What to do >> Only the number should be given: how many lines below contain "icon".

Dataset entries >>
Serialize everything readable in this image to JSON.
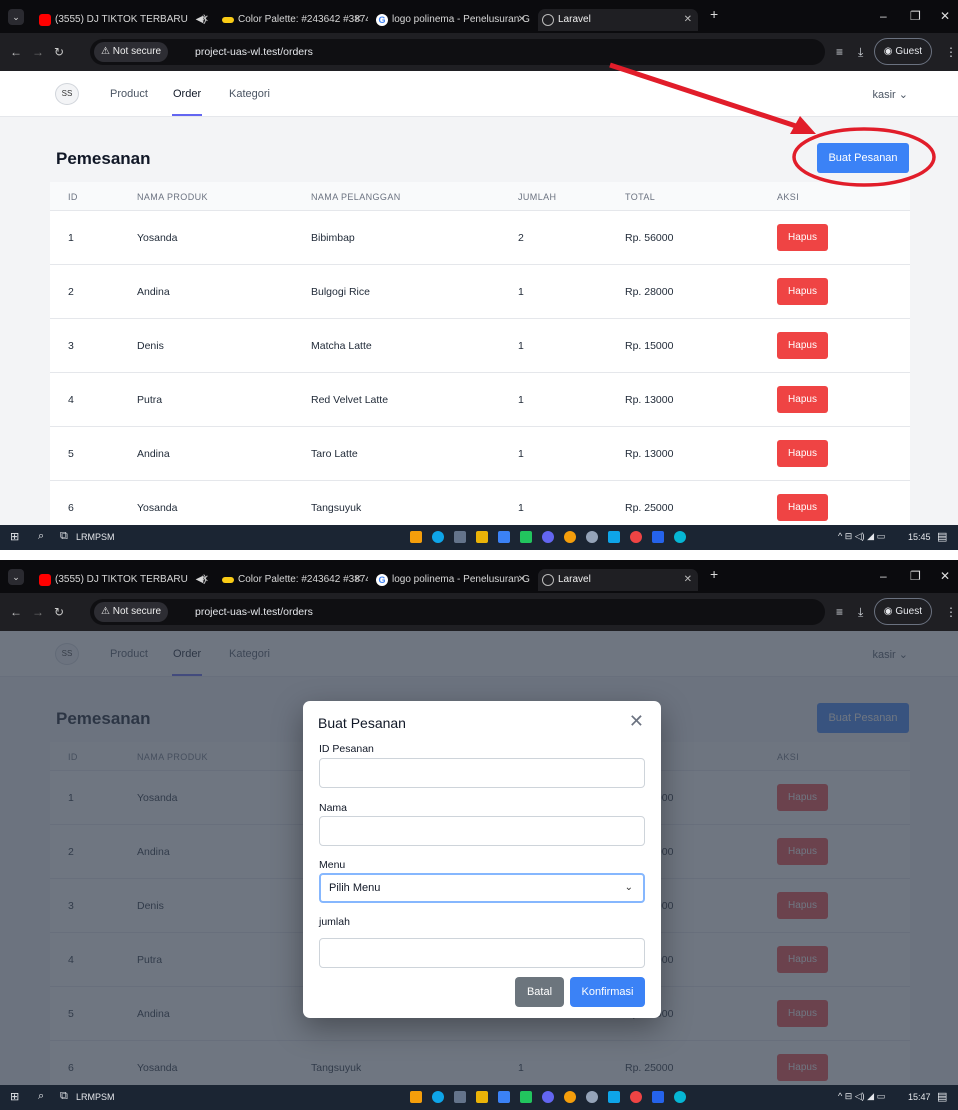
{
  "browser": {
    "tabs": [
      {
        "title": "(3555) DJ TIKTOK TERBARU",
        "icon": "youtube-icon"
      },
      {
        "title": "Color Palette: #243642 #38747",
        "icon": "palette-icon"
      },
      {
        "title": "logo polinema - Penelusuran G",
        "icon": "google-icon"
      },
      {
        "title": "Laravel",
        "icon": "globe-icon"
      }
    ],
    "not_secure": "Not secure",
    "url": "project-uas-wl.test/orders",
    "guest": "Guest",
    "new_tab": "+"
  },
  "nav": {
    "logo_text": "SS",
    "links": [
      "Product",
      "Order",
      "Kategori"
    ],
    "active": "Order",
    "user": "kasir ⌄"
  },
  "page": {
    "title": "Pemesanan",
    "create_button": "Buat Pesanan"
  },
  "table": {
    "headers": [
      "ID",
      "NAMA PRODUK",
      "NAMA PELANGGAN",
      "JUMLAH",
      "TOTAL",
      "AKSI"
    ],
    "rows": [
      {
        "id": "1",
        "produk": "Yosanda",
        "pelanggan": "Bibimbap",
        "jumlah": "2",
        "total": "Rp. 56000",
        "aksi": "Hapus"
      },
      {
        "id": "2",
        "produk": "Andina",
        "pelanggan": "Bulgogi Rice",
        "jumlah": "1",
        "total": "Rp. 28000",
        "aksi": "Hapus"
      },
      {
        "id": "3",
        "produk": "Denis",
        "pelanggan": "Matcha Latte",
        "jumlah": "1",
        "total": "Rp. 15000",
        "aksi": "Hapus"
      },
      {
        "id": "4",
        "produk": "Putra",
        "pelanggan": "Red Velvet Latte",
        "jumlah": "1",
        "total": "Rp. 13000",
        "aksi": "Hapus"
      },
      {
        "id": "5",
        "produk": "Andina",
        "pelanggan": "Taro Latte",
        "jumlah": "1",
        "total": "Rp. 13000",
        "aksi": "Hapus"
      },
      {
        "id": "6",
        "produk": "Yosanda",
        "pelanggan": "Tangsuyuk",
        "jumlah": "1",
        "total": "Rp. 25000",
        "aksi": "Hapus"
      }
    ]
  },
  "taskbar": {
    "label": "LRMPSM",
    "time_1": "15:45",
    "time_2": "15:47"
  },
  "modal": {
    "title": "Buat Pesanan",
    "fields": {
      "id_label": "ID Pesanan",
      "id_value": "",
      "nama_label": "Nama",
      "nama_value": "",
      "menu_label": "Menu",
      "menu_selected": "Pilih Menu",
      "jumlah_label": "jumlah",
      "jumlah_value": ""
    },
    "cancel": "Batal",
    "confirm": "Konfirmasi"
  },
  "colors": {
    "primary": "#3b82f6",
    "danger": "#ef4444",
    "secondary": "#6c757d",
    "annotation": "#e11d2a",
    "nav_active": "#6366f1"
  }
}
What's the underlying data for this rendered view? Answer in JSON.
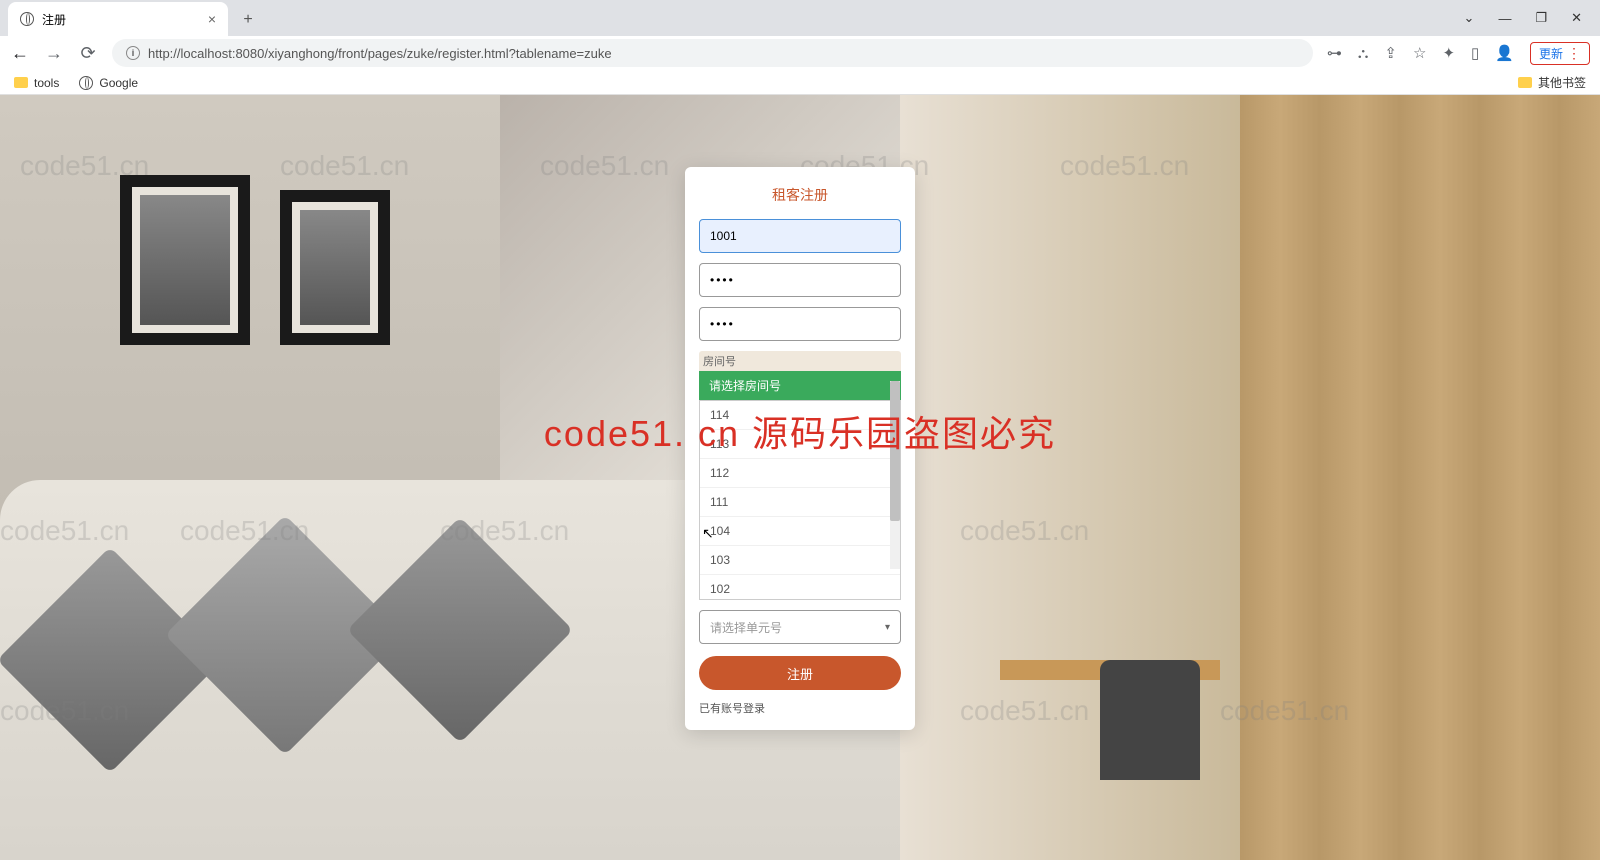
{
  "browser": {
    "tab_title": "注册",
    "url": "http://localhost:8080/xiyanghong/front/pages/zuke/register.html?tablename=zuke",
    "update_label": "更新",
    "bookmarks": {
      "tools": "tools",
      "google": "Google",
      "other": "其他书签"
    }
  },
  "watermark": {
    "text": "code51.cn",
    "red_text": "code51. cn 源码乐园盗图必究"
  },
  "form": {
    "title": "租客注册",
    "account_value": "1001",
    "password_value": "••••",
    "confirm_value": "••••",
    "dropdown_label": "房间号",
    "dropdown_selected": "请选择房间号",
    "dropdown_options": [
      "114",
      "113",
      "112",
      "111",
      "104",
      "103",
      "102"
    ],
    "unit_placeholder": "请选择单元号",
    "submit_label": "注册",
    "login_link": "已有账号登录"
  }
}
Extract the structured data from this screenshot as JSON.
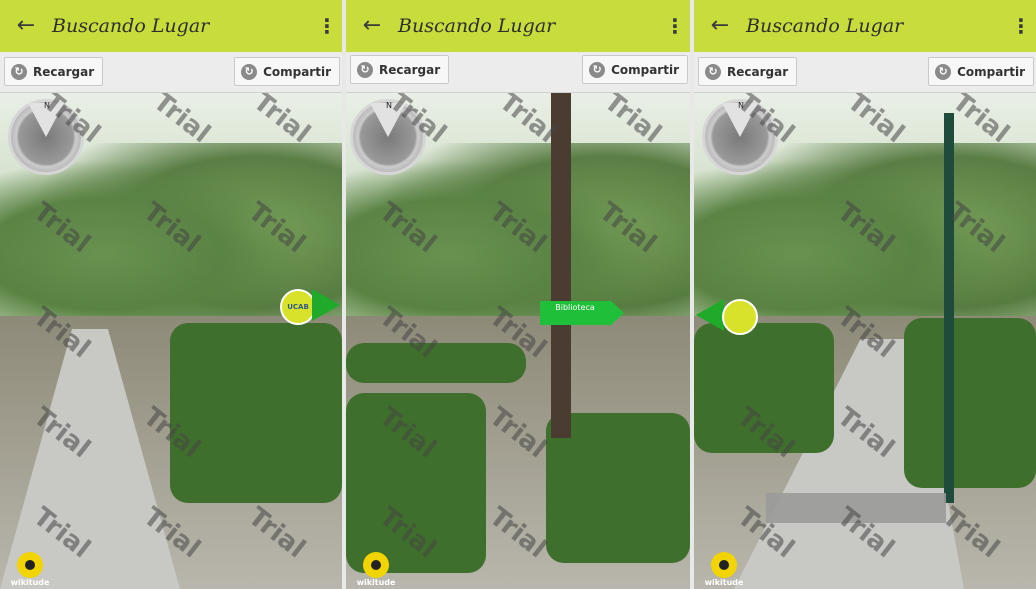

Expected answer >> 4